RECORD EXTRACTS =

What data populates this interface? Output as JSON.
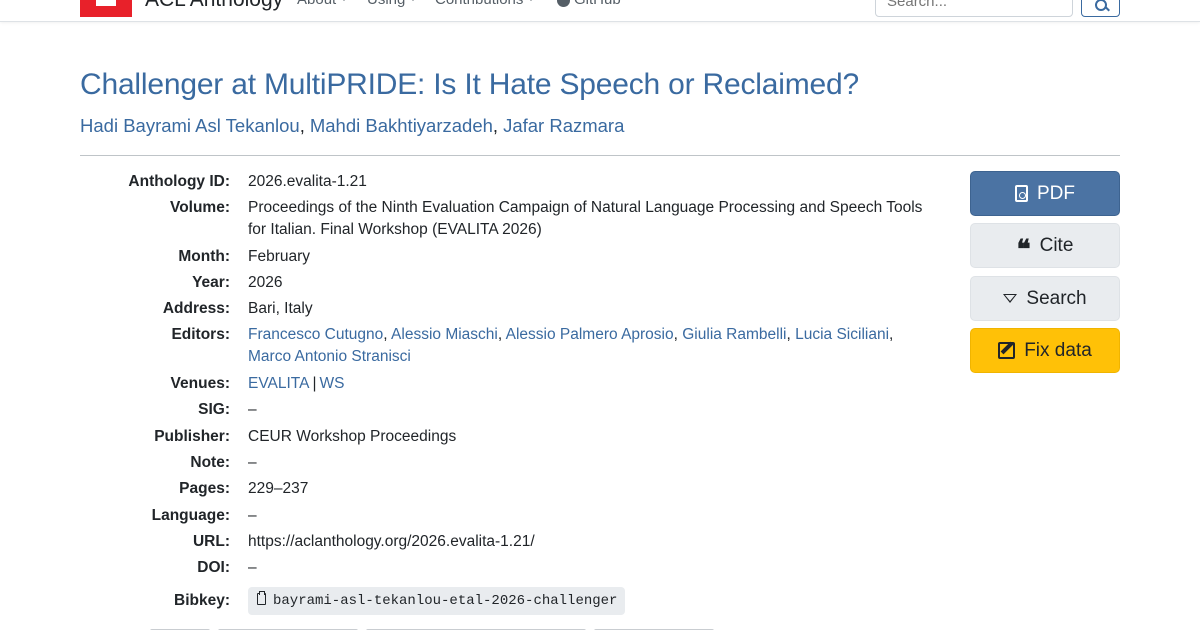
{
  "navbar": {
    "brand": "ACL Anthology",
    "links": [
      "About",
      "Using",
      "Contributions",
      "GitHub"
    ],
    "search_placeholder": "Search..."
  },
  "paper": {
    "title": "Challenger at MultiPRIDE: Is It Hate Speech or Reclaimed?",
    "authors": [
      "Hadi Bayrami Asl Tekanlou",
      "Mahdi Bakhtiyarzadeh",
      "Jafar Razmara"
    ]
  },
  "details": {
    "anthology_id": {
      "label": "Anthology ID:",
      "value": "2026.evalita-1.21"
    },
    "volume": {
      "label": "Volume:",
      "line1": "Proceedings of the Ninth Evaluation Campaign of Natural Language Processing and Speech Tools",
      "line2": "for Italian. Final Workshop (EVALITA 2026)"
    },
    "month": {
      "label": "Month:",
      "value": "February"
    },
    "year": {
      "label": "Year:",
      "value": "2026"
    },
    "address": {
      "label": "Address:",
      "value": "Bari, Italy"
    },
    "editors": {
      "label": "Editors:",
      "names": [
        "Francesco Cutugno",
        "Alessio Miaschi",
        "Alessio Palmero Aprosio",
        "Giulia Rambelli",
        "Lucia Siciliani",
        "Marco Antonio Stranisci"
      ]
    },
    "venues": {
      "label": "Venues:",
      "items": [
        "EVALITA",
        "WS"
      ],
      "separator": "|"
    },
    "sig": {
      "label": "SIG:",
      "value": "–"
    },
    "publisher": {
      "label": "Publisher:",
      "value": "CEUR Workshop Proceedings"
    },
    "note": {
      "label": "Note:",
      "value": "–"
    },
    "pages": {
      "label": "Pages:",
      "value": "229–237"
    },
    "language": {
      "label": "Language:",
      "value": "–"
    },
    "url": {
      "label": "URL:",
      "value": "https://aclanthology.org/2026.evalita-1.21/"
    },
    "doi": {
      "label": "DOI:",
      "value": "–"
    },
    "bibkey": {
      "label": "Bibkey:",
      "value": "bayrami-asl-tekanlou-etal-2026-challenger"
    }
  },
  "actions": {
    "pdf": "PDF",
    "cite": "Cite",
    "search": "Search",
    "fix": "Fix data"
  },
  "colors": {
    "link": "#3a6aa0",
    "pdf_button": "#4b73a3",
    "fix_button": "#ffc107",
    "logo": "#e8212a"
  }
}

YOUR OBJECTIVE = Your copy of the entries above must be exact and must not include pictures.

PROBLEM SOLUTION =
What data populates this interface? Output as JSON.
{
  "navbar": {
    "brand": "ACL Anthology",
    "links": [
      "About",
      "Using",
      "Contributions",
      "GitHub"
    ],
    "search_placeholder": "Search..."
  },
  "paper": {
    "title": "Challenger at MultiPRIDE: Is It Hate Speech or Reclaimed?",
    "authors": [
      "Hadi Bayrami Asl Tekanlou",
      "Mahdi Bakhtiyarzadeh",
      "Jafar Razmara"
    ]
  },
  "details": {
    "anthology_id": {
      "label": "Anthology ID:",
      "value": "2026.evalita-1.21"
    },
    "volume": {
      "label": "Volume:",
      "line1": "Proceedings of the Ninth Evaluation Campaign of Natural Language Processing and Speech Tools",
      "line2": "for Italian. Final Workshop (EVALITA 2026)"
    },
    "month": {
      "label": "Month:",
      "value": "February"
    },
    "year": {
      "label": "Year:",
      "value": "2026"
    },
    "address": {
      "label": "Address:",
      "value": "Bari, Italy"
    },
    "editors": {
      "label": "Editors:",
      "names": [
        "Francesco Cutugno",
        "Alessio Miaschi",
        "Alessio Palmero Aprosio",
        "Giulia Rambelli",
        "Lucia Siciliani",
        "Marco Antonio Stranisci"
      ]
    },
    "venues": {
      "label": "Venues:",
      "items": [
        "EVALITA",
        "WS"
      ],
      "separator": "|"
    },
    "sig": {
      "label": "SIG:",
      "value": "–"
    },
    "publisher": {
      "label": "Publisher:",
      "value": "CEUR Workshop Proceedings"
    },
    "note": {
      "label": "Note:",
      "value": "–"
    },
    "pages": {
      "label": "Pages:",
      "value": "229–237"
    },
    "language": {
      "label": "Language:",
      "value": "–"
    },
    "url": {
      "label": "URL:",
      "value": "https://aclanthology.org/2026.evalita-1.21/"
    },
    "doi": {
      "label": "DOI:",
      "value": "–"
    },
    "bibkey": {
      "label": "Bibkey:",
      "value": "bayrami-asl-tekanlou-etal-2026-challenger"
    }
  },
  "actions": {
    "pdf": "PDF",
    "cite": "Cite",
    "search": "Search",
    "fix": "Fix data"
  },
  "colors": {
    "link": "#3a6aa0",
    "pdf_button": "#4b73a3",
    "fix_button": "#ffc107",
    "logo": "#e8212a"
  }
}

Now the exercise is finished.